“I hate leaving,” I thought to myself as we drove over the light speckled concrete of the NJ Turnpike. I had forgotten how hard leaving is. The first time was the hardest when Martin ran after the car as I drove away. This time would be harder as Martin and I had become close friends and all was not quiet on the home front. We scrambled to get to my terminal on time, which left no time for long goodbyes. There were half-hearted smiles, hugs, and I love yous. No doubt, they would have charged me more to get on the plane had they weighed my heart.
The next week I heard about Lou’s biking accident – his experience of impending death were it not for the two men who ran in front of the truck to keep it from crushing my incapacitated brother. Lou calls those men angels.
Damn you, life. You crushed my brother’s foot. His hobby. His gift. Why can’t I be there? I don’t care if I can’t do anything. I just want to be there.
Is this what life is all about?
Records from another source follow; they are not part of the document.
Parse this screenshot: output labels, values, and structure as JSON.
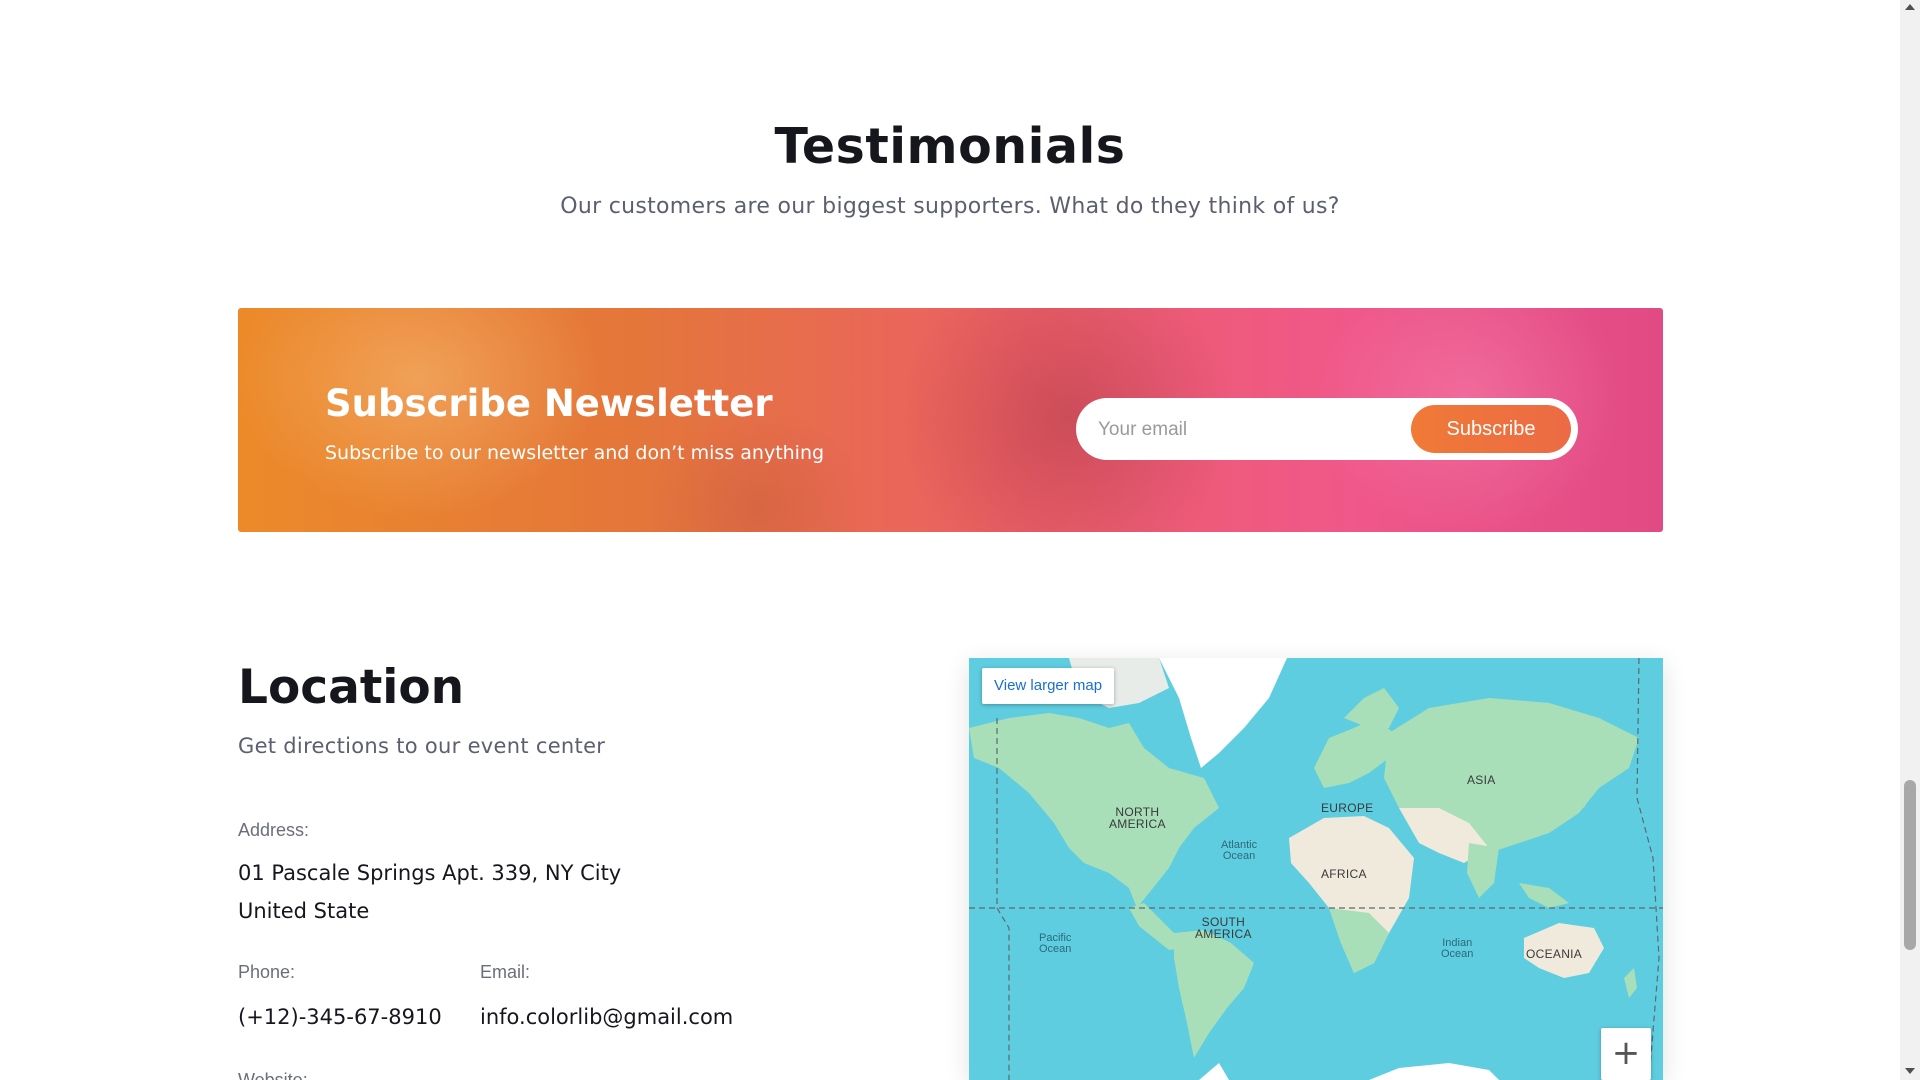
{
  "testimonials": {
    "title": "Testimonials",
    "subtitle": "Our customers are our biggest supporters. What do they think of us?"
  },
  "newsletter": {
    "title": "Subscribe Newsletter",
    "text": "Subscribe to our newsletter and don’t miss anything",
    "email_placeholder": "Your email",
    "button_label": "Subscribe",
    "colors": {
      "gradient_start": "#ec8a2a",
      "gradient_end": "#e14a84",
      "button": "#f07a36"
    }
  },
  "location": {
    "title": "Location",
    "subtitle": "Get directions to our event center",
    "address_label": "Address:",
    "address_line1": "01 Pascale Springs Apt. 339, NY City",
    "address_line2": "United State",
    "phone_label": "Phone:",
    "phone_value": "(+12)-345-67-8910",
    "email_label": "Email:",
    "email_value": "info.colorlib@gmail.com",
    "website_label": "Website:"
  },
  "map": {
    "view_larger_label": "View larger map",
    "zoom_in_label": "+",
    "continents": {
      "north_america": "NORTH\nAMERICA",
      "south_america": "SOUTH\nAMERICA",
      "europe": "EUROPE",
      "africa": "AFRICA",
      "asia": "ASIA",
      "oceania": "OCEANIA"
    },
    "oceans": {
      "atlantic": "Atlantic\nOcean",
      "pacific": "Pacific\nOcean",
      "indian": "Indian\nOcean"
    },
    "colors": {
      "water": "#5fcde0",
      "land": "#a8dfb8",
      "ice": "#ffffff"
    }
  }
}
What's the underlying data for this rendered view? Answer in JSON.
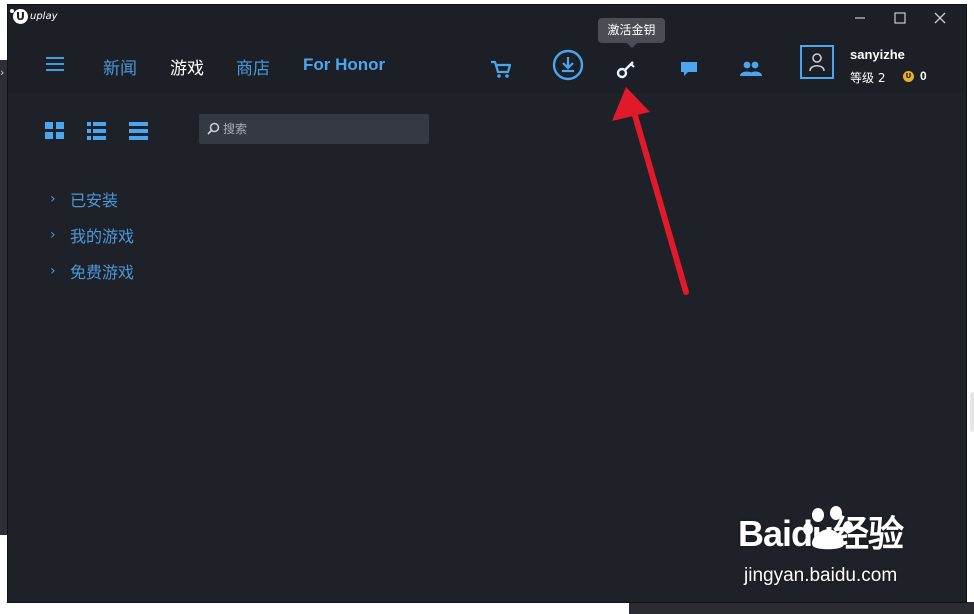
{
  "window": {
    "brand": "uplay"
  },
  "window_controls": [
    "minimize",
    "maximize",
    "close"
  ],
  "nav": {
    "items": [
      {
        "label": "新闻",
        "active": false
      },
      {
        "label": "游戏",
        "active": true
      },
      {
        "label": "商店",
        "active": false
      },
      {
        "label": "For Honor",
        "active": false
      }
    ],
    "icons": [
      "cart-icon",
      "download-icon",
      "key-icon",
      "chat-icon",
      "friends-icon"
    ],
    "tooltip": "激活金钥"
  },
  "user": {
    "name": "sanyizhe",
    "level_label": "等级",
    "level": "2",
    "coin_symbol": "U",
    "coins": "0"
  },
  "library": {
    "view_modes": [
      "grid-view",
      "list-view",
      "compact-list-view"
    ],
    "search": {
      "value": "",
      "placeholder": "搜索"
    },
    "categories": [
      {
        "label": "已安装"
      },
      {
        "label": "我的游戏"
      },
      {
        "label": "免费游戏"
      }
    ]
  },
  "watermark": {
    "brand": "Baidu经验",
    "url": "jingyan.baidu.com"
  },
  "colors": {
    "accent": "#4aa6f0",
    "background": "#1e2128",
    "bar": "#1c1f25",
    "arrow": "#e0192b",
    "coin": "#e8b223"
  }
}
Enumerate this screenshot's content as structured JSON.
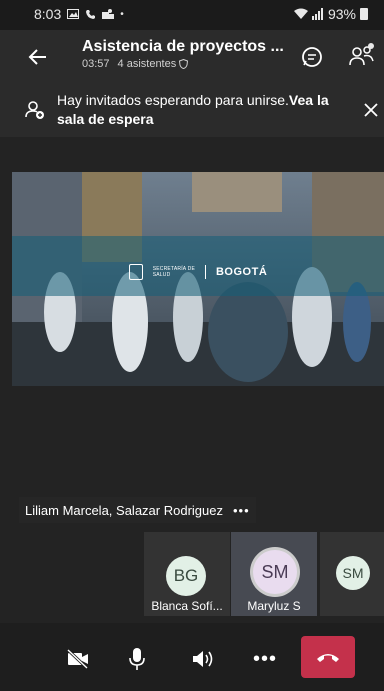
{
  "status_bar": {
    "time": "8:03",
    "notification_icons": [
      "gallery-icon",
      "phone-icon",
      "teams-icon",
      "dot-icon"
    ],
    "battery": "93%",
    "signal_icons": [
      "wifi-icon",
      "cell-signal-icon"
    ]
  },
  "header": {
    "title": "Asistencia de proyectos ...",
    "elapsed": "03:57",
    "attendees": "4 asistentes",
    "icons": [
      "back-arrow-icon",
      "shield-icon",
      "chat-icon",
      "participants-icon"
    ]
  },
  "lobby": {
    "message": "Hay invitados esperando para unirse.",
    "link": "Vea la sala de espera",
    "icons": [
      "add-person-icon",
      "close-icon"
    ]
  },
  "shared_content": {
    "logo_subtitle_line1": "SECRETARÍA DE",
    "logo_subtitle_line2": "SALUD",
    "logo_city": "BOGOTÁ"
  },
  "speaker": {
    "names": "Liliam Marcela, Salazar Rodriguez",
    "more": "•••"
  },
  "participants": [
    {
      "initials": "BG",
      "name": "Blanca Sofí..."
    },
    {
      "initials": "SM",
      "name": "Maryluz S"
    },
    {
      "initials": "SM",
      "name": ""
    }
  ],
  "controls": {
    "more": "•••",
    "icons": [
      "video-off-icon",
      "microphone-icon",
      "speaker-icon",
      "more-icon",
      "hang-up-icon"
    ]
  },
  "colors": {
    "background": "#232323",
    "hang_up": "#c4314b",
    "avatar_green": "#e2f0e6",
    "avatar_purple": "#e9dcef"
  }
}
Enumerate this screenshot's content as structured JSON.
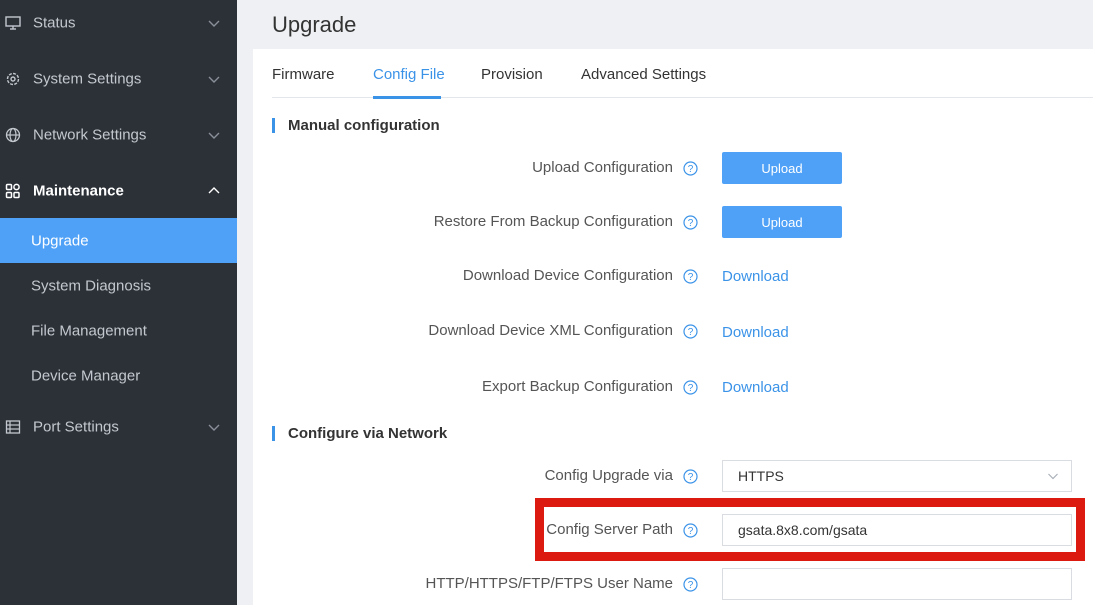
{
  "sidebar": {
    "items": [
      {
        "label": "Status",
        "icon": "monitor-icon"
      },
      {
        "label": "System Settings",
        "icon": "gear-icon"
      },
      {
        "label": "Network Settings",
        "icon": "globe-icon"
      },
      {
        "label": "Maintenance",
        "icon": "grid-icon"
      },
      {
        "label": "Port Settings",
        "icon": "port-icon"
      }
    ],
    "sub_items": [
      {
        "label": "Upgrade",
        "active": true
      },
      {
        "label": "System Diagnosis"
      },
      {
        "label": "File Management"
      },
      {
        "label": "Device Manager"
      }
    ]
  },
  "page": {
    "title": "Upgrade"
  },
  "tabs": [
    {
      "label": "Firmware"
    },
    {
      "label": "Config File",
      "active": true
    },
    {
      "label": "Provision"
    },
    {
      "label": "Advanced Settings"
    }
  ],
  "manual": {
    "heading": "Manual configuration",
    "upload_config_label": "Upload Configuration",
    "upload_config_button": "Upload",
    "restore_label": "Restore From Backup Configuration",
    "restore_button": "Upload",
    "download_device_label": "Download Device Configuration",
    "download_device_link": "Download",
    "download_xml_label": "Download Device XML Configuration",
    "download_xml_link": "Download",
    "export_label": "Export Backup Configuration",
    "export_link": "Download"
  },
  "network": {
    "heading": "Configure via Network",
    "upgrade_via_label": "Config Upgrade via",
    "upgrade_via_value": "HTTPS",
    "server_path_label": "Config Server Path",
    "server_path_value": "gsata.8x8.com/gsata",
    "user_name_label": "HTTP/HTTPS/FTP/FTPS User Name",
    "user_name_value": ""
  },
  "colors": {
    "accent": "#4ea1f7",
    "link": "#3b93e8",
    "sidebar_bg": "#2c3138",
    "highlight": "#dd1a0f"
  }
}
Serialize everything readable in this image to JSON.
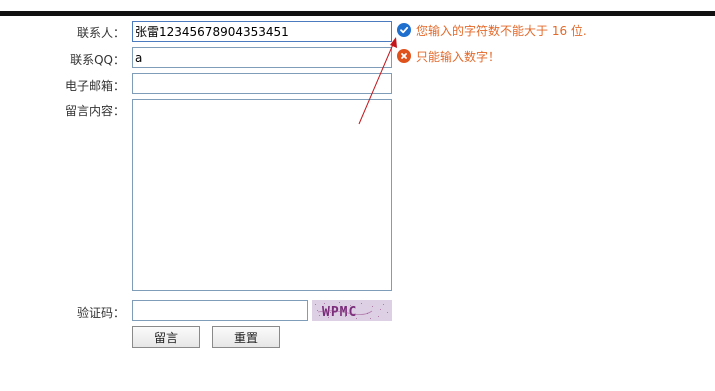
{
  "form": {
    "contact": {
      "label": "联系人：",
      "value": "张雷12345678904353451"
    },
    "qq": {
      "label": "联系QQ：",
      "value": "a"
    },
    "email": {
      "label": "电子邮箱：",
      "value": ""
    },
    "message": {
      "label": "留言内容：",
      "value": ""
    },
    "captcha": {
      "label": "验证码：",
      "value": "",
      "image_text": "WPMC"
    }
  },
  "validation": {
    "contact": {
      "status": "ok",
      "text": "您输入的字符数不能大于 16 位."
    },
    "qq": {
      "status": "error",
      "text": "只能输入数字！"
    }
  },
  "buttons": {
    "submit_label": "留言",
    "reset_label": "重置"
  },
  "colors": {
    "message_text": "#e3692a",
    "ok_icon": "#1f6fce",
    "error_icon": "#e0521c",
    "arrow": "#c3161c",
    "field_border": "#7f9db9",
    "captcha_bg": "#ddd0e4"
  },
  "icons": {
    "ok": "check-circle-icon",
    "error": "x-circle-icon"
  }
}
Getting close to a certain group of people, loving them, only to experience pain all the more? Is it just about doing things you enjoy, turning a blind eye to the fact that at any moment it could all be gone? It will all be gone. The future always seems so far away.
At a meeting a few minutes after reading my mom’s email about Lou, I found a fellow teacher I could share with. Later I went over to the chapel and asked the chaplain to pray for me. I began crying. He invited in the entire office- a very Thai thing to do, no doubt – and they all prayed for me as I wept. Lou would live. My suffering paled in comparison to most. Still, those tears were the expression of a lot of built up love that has had a hard time expressing itself when times are good. A lot of built up love. I miss my family.